That was evident this week, when the governor and state superintendent of education called on legislators to pass a one-year “hold harmless” exception. Such legislation would protect teachers and schools from negative effects of scores on its new ILEARN test, administered in grades 3-8 for the first time this spring.

Standardized testing in Indiana has been called into question repeatedly over the past decade. ISTEP, which was given for 30 years through 2018 and is still being used in Indiana high schools, was plagued with technological issues. And now, following the transition to ILEARN, state test scores are said to be low in both English and math; those scores are set to be released publicly on Sept. 4, though schools received them earlier this month.

This time around, the decline isn’t the result of a technical glitch. School officials are attributing it in large part to ILEARN’s new computer-adaptive format and its introduction of some new content.

Federal law requires that states give yearly math and English/language arts exams to all students in grades 3-8 and high school. But the latest problems have undermined Indiana’s test as a measure of student, teacher, and school performance. They have also fueled debates about whether Indiana should place less significance on the results, which could impact teacher pay and the state A-F grades that schools receive.

Here are five other times in the past decade that Indiana ran into problems with its standardized test.

2011 and 2012

In 2011, about 10,000 students encountered technical problems taking ISTEP; the following year, 9,000 students had trouble taking the test online. CTB/McGraw Hill, which had a four-year, $95 million contract to create ISTEP, struggled to overcome the glitches.
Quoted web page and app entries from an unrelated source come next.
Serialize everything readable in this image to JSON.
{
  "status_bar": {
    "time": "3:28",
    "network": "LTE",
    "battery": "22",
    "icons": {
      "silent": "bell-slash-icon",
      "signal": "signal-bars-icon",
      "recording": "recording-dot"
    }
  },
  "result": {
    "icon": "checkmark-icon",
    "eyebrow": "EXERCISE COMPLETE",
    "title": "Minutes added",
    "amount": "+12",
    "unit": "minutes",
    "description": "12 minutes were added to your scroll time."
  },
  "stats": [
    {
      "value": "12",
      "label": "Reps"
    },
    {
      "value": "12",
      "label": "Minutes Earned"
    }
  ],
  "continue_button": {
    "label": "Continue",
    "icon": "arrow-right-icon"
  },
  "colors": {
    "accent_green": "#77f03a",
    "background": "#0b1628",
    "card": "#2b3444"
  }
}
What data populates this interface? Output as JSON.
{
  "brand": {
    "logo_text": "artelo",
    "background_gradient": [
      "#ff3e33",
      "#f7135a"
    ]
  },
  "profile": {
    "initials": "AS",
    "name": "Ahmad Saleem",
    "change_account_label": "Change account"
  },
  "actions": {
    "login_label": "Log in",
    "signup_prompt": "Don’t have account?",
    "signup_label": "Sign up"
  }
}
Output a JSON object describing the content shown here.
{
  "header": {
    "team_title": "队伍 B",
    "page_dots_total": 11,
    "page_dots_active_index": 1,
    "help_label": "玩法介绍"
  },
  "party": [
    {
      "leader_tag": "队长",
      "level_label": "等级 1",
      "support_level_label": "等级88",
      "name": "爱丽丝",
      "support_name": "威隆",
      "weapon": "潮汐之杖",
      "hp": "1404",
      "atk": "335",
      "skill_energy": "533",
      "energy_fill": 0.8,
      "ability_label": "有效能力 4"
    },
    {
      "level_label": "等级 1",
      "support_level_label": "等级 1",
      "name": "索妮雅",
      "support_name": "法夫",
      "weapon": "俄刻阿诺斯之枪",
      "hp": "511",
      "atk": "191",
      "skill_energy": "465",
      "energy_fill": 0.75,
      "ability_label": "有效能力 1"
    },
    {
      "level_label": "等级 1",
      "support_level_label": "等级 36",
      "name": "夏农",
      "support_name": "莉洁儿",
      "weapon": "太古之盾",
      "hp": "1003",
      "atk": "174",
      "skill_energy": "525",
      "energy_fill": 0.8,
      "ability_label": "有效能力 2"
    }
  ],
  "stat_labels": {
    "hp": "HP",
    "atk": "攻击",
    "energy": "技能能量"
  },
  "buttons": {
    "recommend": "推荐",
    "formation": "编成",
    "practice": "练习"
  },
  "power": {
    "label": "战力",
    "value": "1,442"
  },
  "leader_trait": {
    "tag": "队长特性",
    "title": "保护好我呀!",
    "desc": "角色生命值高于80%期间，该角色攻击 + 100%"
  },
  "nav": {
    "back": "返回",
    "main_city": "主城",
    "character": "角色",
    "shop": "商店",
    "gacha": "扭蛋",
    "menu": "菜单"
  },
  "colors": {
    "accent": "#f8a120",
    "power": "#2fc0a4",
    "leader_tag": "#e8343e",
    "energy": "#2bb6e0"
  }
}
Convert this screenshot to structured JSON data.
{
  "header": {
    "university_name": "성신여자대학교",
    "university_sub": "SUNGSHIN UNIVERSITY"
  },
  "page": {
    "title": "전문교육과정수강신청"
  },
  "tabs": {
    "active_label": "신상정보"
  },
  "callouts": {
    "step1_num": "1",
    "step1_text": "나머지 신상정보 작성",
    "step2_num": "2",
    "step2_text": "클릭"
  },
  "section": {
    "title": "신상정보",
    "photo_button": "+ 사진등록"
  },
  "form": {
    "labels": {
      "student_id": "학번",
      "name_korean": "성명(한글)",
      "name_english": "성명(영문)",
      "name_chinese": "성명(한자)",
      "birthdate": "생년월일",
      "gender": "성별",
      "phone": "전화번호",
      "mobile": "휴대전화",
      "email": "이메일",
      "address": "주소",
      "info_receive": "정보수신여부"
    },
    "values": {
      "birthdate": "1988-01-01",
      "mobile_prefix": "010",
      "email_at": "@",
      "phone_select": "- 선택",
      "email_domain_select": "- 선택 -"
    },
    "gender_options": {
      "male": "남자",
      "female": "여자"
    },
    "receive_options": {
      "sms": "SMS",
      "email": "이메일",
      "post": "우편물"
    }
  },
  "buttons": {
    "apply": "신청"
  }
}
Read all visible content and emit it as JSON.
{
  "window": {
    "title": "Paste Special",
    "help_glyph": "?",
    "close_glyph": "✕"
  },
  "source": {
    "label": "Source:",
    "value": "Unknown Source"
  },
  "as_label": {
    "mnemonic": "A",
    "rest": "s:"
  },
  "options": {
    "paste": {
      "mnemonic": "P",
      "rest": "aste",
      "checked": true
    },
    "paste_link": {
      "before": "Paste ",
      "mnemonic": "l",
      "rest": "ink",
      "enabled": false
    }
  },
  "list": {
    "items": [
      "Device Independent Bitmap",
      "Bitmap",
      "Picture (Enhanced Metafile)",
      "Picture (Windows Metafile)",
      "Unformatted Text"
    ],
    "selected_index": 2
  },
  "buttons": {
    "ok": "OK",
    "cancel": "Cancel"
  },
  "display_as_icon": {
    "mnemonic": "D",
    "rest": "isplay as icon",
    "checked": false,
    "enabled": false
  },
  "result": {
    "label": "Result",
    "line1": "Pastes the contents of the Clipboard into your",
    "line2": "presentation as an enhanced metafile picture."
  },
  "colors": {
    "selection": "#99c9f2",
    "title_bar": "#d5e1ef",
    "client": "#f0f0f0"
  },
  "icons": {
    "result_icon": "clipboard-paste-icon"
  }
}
2013

In April of 2013, about 500,000 Indiana students were taking ISTEP online when a large number of them were kicked offline and had to log back in repeatedly. For others, the screen just froze.

In all, about 16 percent of all Indiana students taking ISTEP, about 78,000 kids, experienced interruptions over the course of several days. As a result, school letter grades weren’t released until December. The state later settled with CTB for $3 million.

2015

In 2015 English/language arts and math scores plummeted after students were given test questions based on new, more rigorous academic standards. Scoring problems also delayed the release of results.

The guidelines CTB created for scoring didn’t recognize all of the possible correct answers students gave in response to the new technology-enhanced questions. New testing technology allowed students to get questions right in different ways, such as by manipulating graphs or writing equations.

The Indiana General Assembly passed “hold harmless” legislation in January 2016, which prevented schools that year from receiving A-F letter grades that year that were lower than the ones they received the year before. The state also ended up seeking $4 million in damages from CTB.

2018

While working with a new vendor, the British test-writing company Pearson, grading problems once again delayed results. More than 27,000 students who took the 10th-grade test had their scores increased after an issue was reported with the grading of a graphic question.

Another 115 students were affected by an issue matching some parts of test taken on paper to the correct student because of “incorrectly entered or messily written student data,” according to Pearson.

The state department of education said at the time it planned to seek damages for the delay.

Indiana’s two-year, $38 million contract with Pearson ended in 2018. To develop ILEARN, the state gave a three-year, $43.4 million contract to the nonprofit assessment and research company American Institutes for Research.